● TASK PROMPT:
The job is to find each line in the entries holding the string "JSON" and copy that line.

● DATA FOR THE TASK:
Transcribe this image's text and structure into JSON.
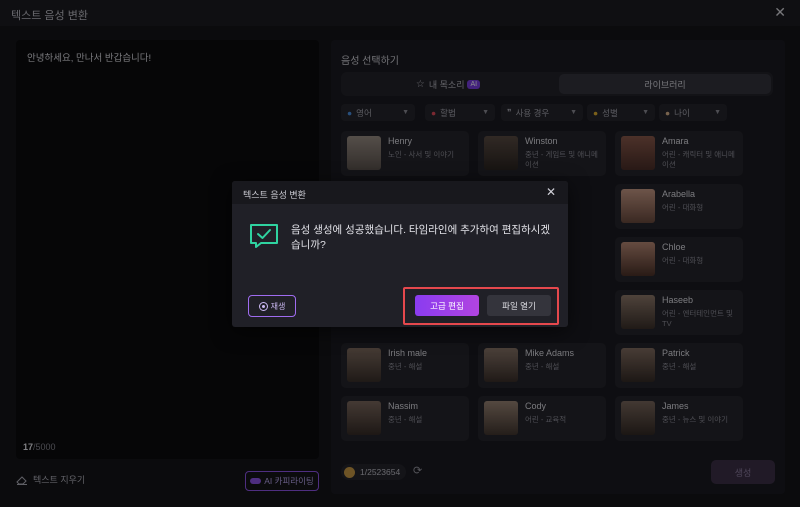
{
  "window": {
    "title": "텍스트 음성 변환"
  },
  "editor": {
    "text": "안녕하세요, 만나서 반갑습니다!",
    "count_current": "17",
    "count_max": "/5000"
  },
  "bottom_left": {
    "clear_label": "텍스트 지우기",
    "ai_label": "AI 카피라이팅"
  },
  "panel": {
    "title": "음성 선택하기",
    "tabs": [
      {
        "label": "내 목소리",
        "badge": "AI"
      },
      {
        "label": "라이브러리"
      }
    ],
    "filters": [
      "영어",
      "할법",
      "사용 경우",
      "성별",
      "나이"
    ],
    "voices": [
      {
        "name": "Henry",
        "desc": "노인 - 사서 및 이야기"
      },
      {
        "name": "Winston",
        "desc": "중년 - 게임트 및 애니메이션"
      },
      {
        "name": "Amara",
        "desc": "어린 - 캐릭터 및 애니메이션"
      },
      {
        "name": "Arabella",
        "desc": "어린 - 대화형"
      },
      {
        "name": "Chloe",
        "desc": "어린 - 대화형"
      },
      {
        "name": "Haseeb",
        "desc": "어린 - 엔터테인먼트 및 TV"
      },
      {
        "name": "Irish male",
        "desc": "중년 - 해설"
      },
      {
        "name": "Mike Adams",
        "desc": "중년 - 해설"
      },
      {
        "name": "Patrick",
        "desc": "중년 - 해설"
      },
      {
        "name": "Nassim",
        "desc": "중년 - 해설"
      },
      {
        "name": "Cody",
        "desc": "어린 - 교육적"
      },
      {
        "name": "James",
        "desc": "중년 - 뉴스 및 이야기"
      }
    ],
    "credits": "1/2523654",
    "generate_label": "생성"
  },
  "dialog": {
    "title": "텍스트 음성 변환",
    "message": "음성 생성에 성공했습니다. 타임라인에 추가하여 편집하시겠습니까?",
    "replay_label": "재생",
    "advanced_label": "고급 편집",
    "open_label": "파일 열기"
  },
  "colors": {
    "accent": "#8a3cf0",
    "highlight": "#e5484d",
    "success_icon": "#2fd3a0"
  },
  "icons": [
    "close-icon",
    "eraser-icon",
    "ai-sparkle-icon",
    "star-icon",
    "globe-icon",
    "flag-icon",
    "quote-icon",
    "gender-icon",
    "age-icon",
    "coin-icon",
    "refresh-icon",
    "check-message-icon",
    "play-icon"
  ]
}
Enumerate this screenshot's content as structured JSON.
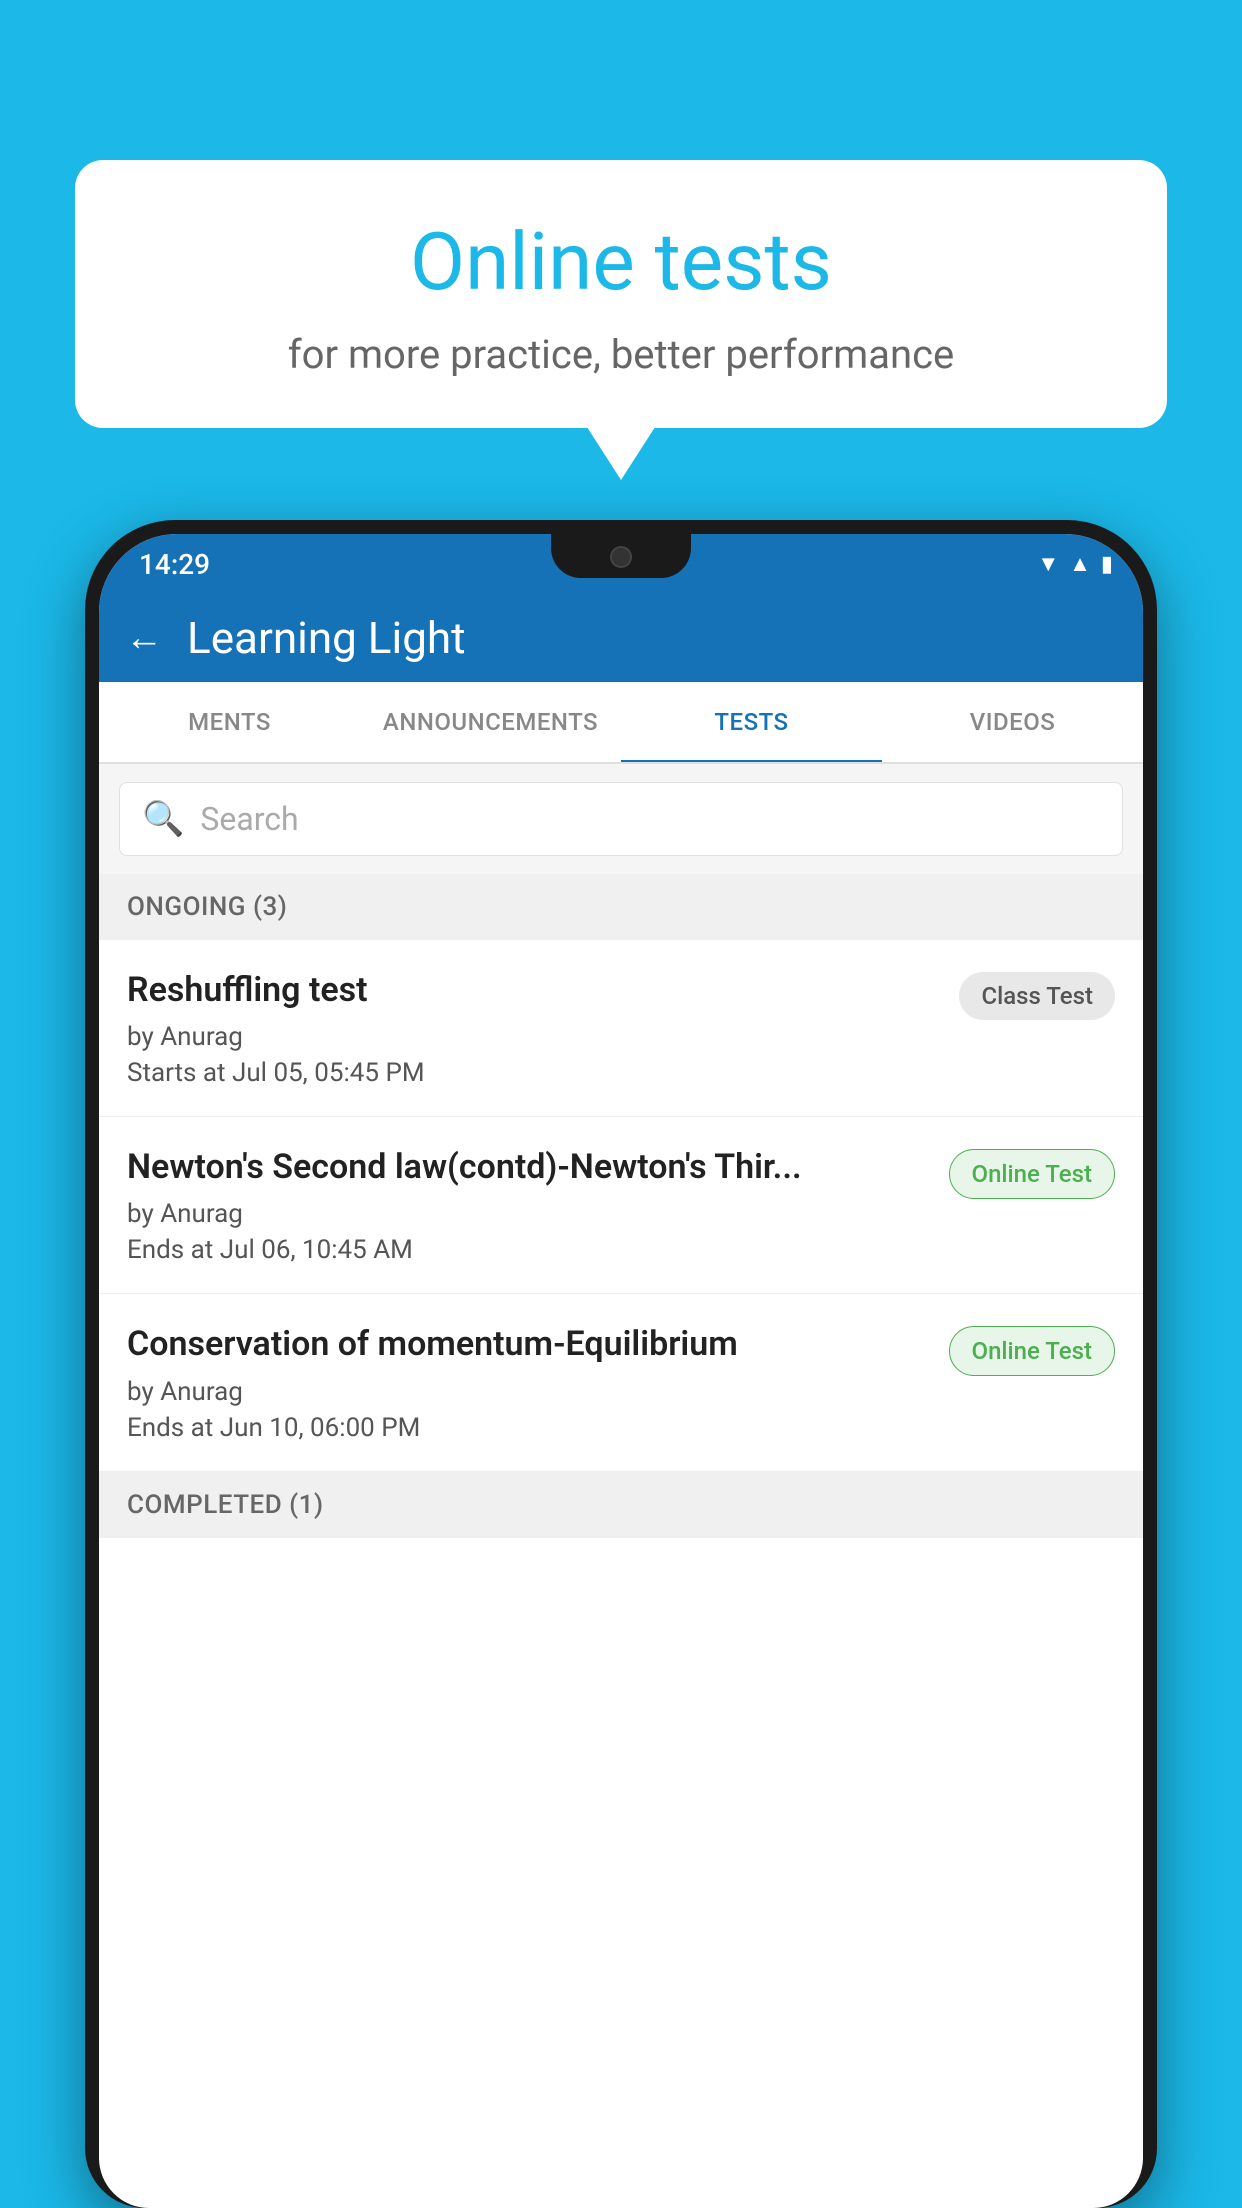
{
  "background_color": "#1bb8e8",
  "speech_bubble": {
    "title": "Online tests",
    "subtitle": "for more practice, better performance"
  },
  "phone": {
    "status_bar": {
      "time": "14:29",
      "icons": [
        "wifi",
        "signal",
        "battery"
      ]
    },
    "header": {
      "back_label": "←",
      "title": "Learning Light"
    },
    "tabs": [
      {
        "label": "MENTS",
        "active": false
      },
      {
        "label": "ANNOUNCEMENTS",
        "active": false
      },
      {
        "label": "TESTS",
        "active": true
      },
      {
        "label": "VIDEOS",
        "active": false
      }
    ],
    "search": {
      "placeholder": "Search"
    },
    "sections": [
      {
        "label": "ONGOING (3)",
        "tests": [
          {
            "title": "Reshuffling test",
            "author": "by Anurag",
            "time": "Starts at  Jul 05, 05:45 PM",
            "badge": "Class Test",
            "badge_type": "class"
          },
          {
            "title": "Newton's Second law(contd)-Newton's Thir...",
            "author": "by Anurag",
            "time": "Ends at  Jul 06, 10:45 AM",
            "badge": "Online Test",
            "badge_type": "online"
          },
          {
            "title": "Conservation of momentum-Equilibrium",
            "author": "by Anurag",
            "time": "Ends at  Jun 10, 06:00 PM",
            "badge": "Online Test",
            "badge_type": "online"
          }
        ]
      },
      {
        "label": "COMPLETED (1)",
        "tests": []
      }
    ]
  }
}
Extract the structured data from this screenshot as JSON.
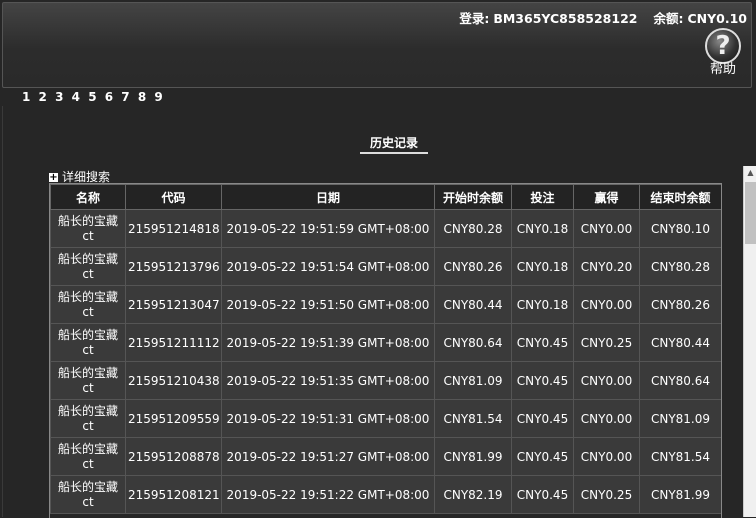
{
  "header": {
    "login_label": "登录:",
    "login_id": "BM365YC858528122",
    "balance_label": "余额:",
    "balance_value": "CNY0.10",
    "help_label": "帮助"
  },
  "pagination": [
    "1",
    "2",
    "3",
    "4",
    "5",
    "6",
    "7",
    "8",
    "9"
  ],
  "tab": {
    "label": "历史记录"
  },
  "search": {
    "label": "详细搜索"
  },
  "table": {
    "headers": [
      "名称",
      "代码",
      "日期",
      "开始时余额",
      "投注",
      "赢得",
      "结束时余额"
    ],
    "rows": [
      [
        "船长的宝藏ct",
        "215951214818",
        "2019-05-22 19:51:59 GMT+08:00",
        "CNY80.28",
        "CNY0.18",
        "CNY0.00",
        "CNY80.10"
      ],
      [
        "船长的宝藏ct",
        "215951213796",
        "2019-05-22 19:51:54 GMT+08:00",
        "CNY80.26",
        "CNY0.18",
        "CNY0.20",
        "CNY80.28"
      ],
      [
        "船长的宝藏ct",
        "215951213047",
        "2019-05-22 19:51:50 GMT+08:00",
        "CNY80.44",
        "CNY0.18",
        "CNY0.00",
        "CNY80.26"
      ],
      [
        "船长的宝藏ct",
        "215951211112",
        "2019-05-22 19:51:39 GMT+08:00",
        "CNY80.64",
        "CNY0.45",
        "CNY0.25",
        "CNY80.44"
      ],
      [
        "船长的宝藏ct",
        "215951210438",
        "2019-05-22 19:51:35 GMT+08:00",
        "CNY81.09",
        "CNY0.45",
        "CNY0.00",
        "CNY80.64"
      ],
      [
        "船长的宝藏ct",
        "215951209559",
        "2019-05-22 19:51:31 GMT+08:00",
        "CNY81.54",
        "CNY0.45",
        "CNY0.00",
        "CNY81.09"
      ],
      [
        "船长的宝藏ct",
        "215951208878",
        "2019-05-22 19:51:27 GMT+08:00",
        "CNY81.99",
        "CNY0.45",
        "CNY0.00",
        "CNY81.54"
      ],
      [
        "船长的宝藏ct",
        "215951208121",
        "2019-05-22 19:51:22 GMT+08:00",
        "CNY82.19",
        "CNY0.45",
        "CNY0.25",
        "CNY81.99"
      ]
    ]
  },
  "icons": {
    "help": "help-question-icon",
    "expand": "plus-icon",
    "scroll_up": "chevron-up-icon"
  }
}
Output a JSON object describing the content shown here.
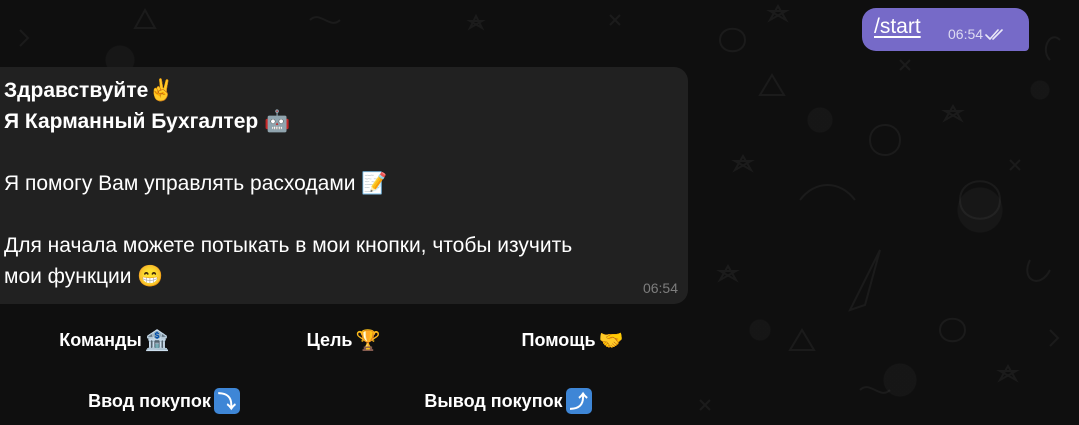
{
  "outgoing_message": {
    "text": "/start",
    "time": "06:54"
  },
  "incoming_message": {
    "lines": [
      "Здравствуйте✌",
      "Я Карманный Бухгалтер 🤖",
      "",
      "Я помогу Вам управлять расходами 📝",
      "",
      "Для начала можете потыкать в мои кнопки, чтобы изучить",
      "мои функции 😁"
    ],
    "time": "06:54"
  },
  "keyboard": {
    "row1": [
      {
        "label": "Команды",
        "emoji": "🏦"
      },
      {
        "label": "Цель",
        "emoji": "🏆"
      },
      {
        "label": "Помощь",
        "emoji": "🤝"
      }
    ],
    "row2": [
      {
        "label": "Ввод покупок",
        "emoji": "⤵"
      },
      {
        "label": "Вывод покупок",
        "emoji": "⤴"
      }
    ]
  },
  "colors": {
    "background": "#0f0f0f",
    "outgoing_bubble": "#766ac8",
    "incoming_bubble": "#212121",
    "arrow_button": "#3e86d6"
  }
}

● RESPONSE BOX:
Transcribe this image's text and structure into JSON.
Enumerate this screenshot's content as structured JSON.
Extract the structured data from this screenshot as JSON.
Output a JSON object describing the content shown here.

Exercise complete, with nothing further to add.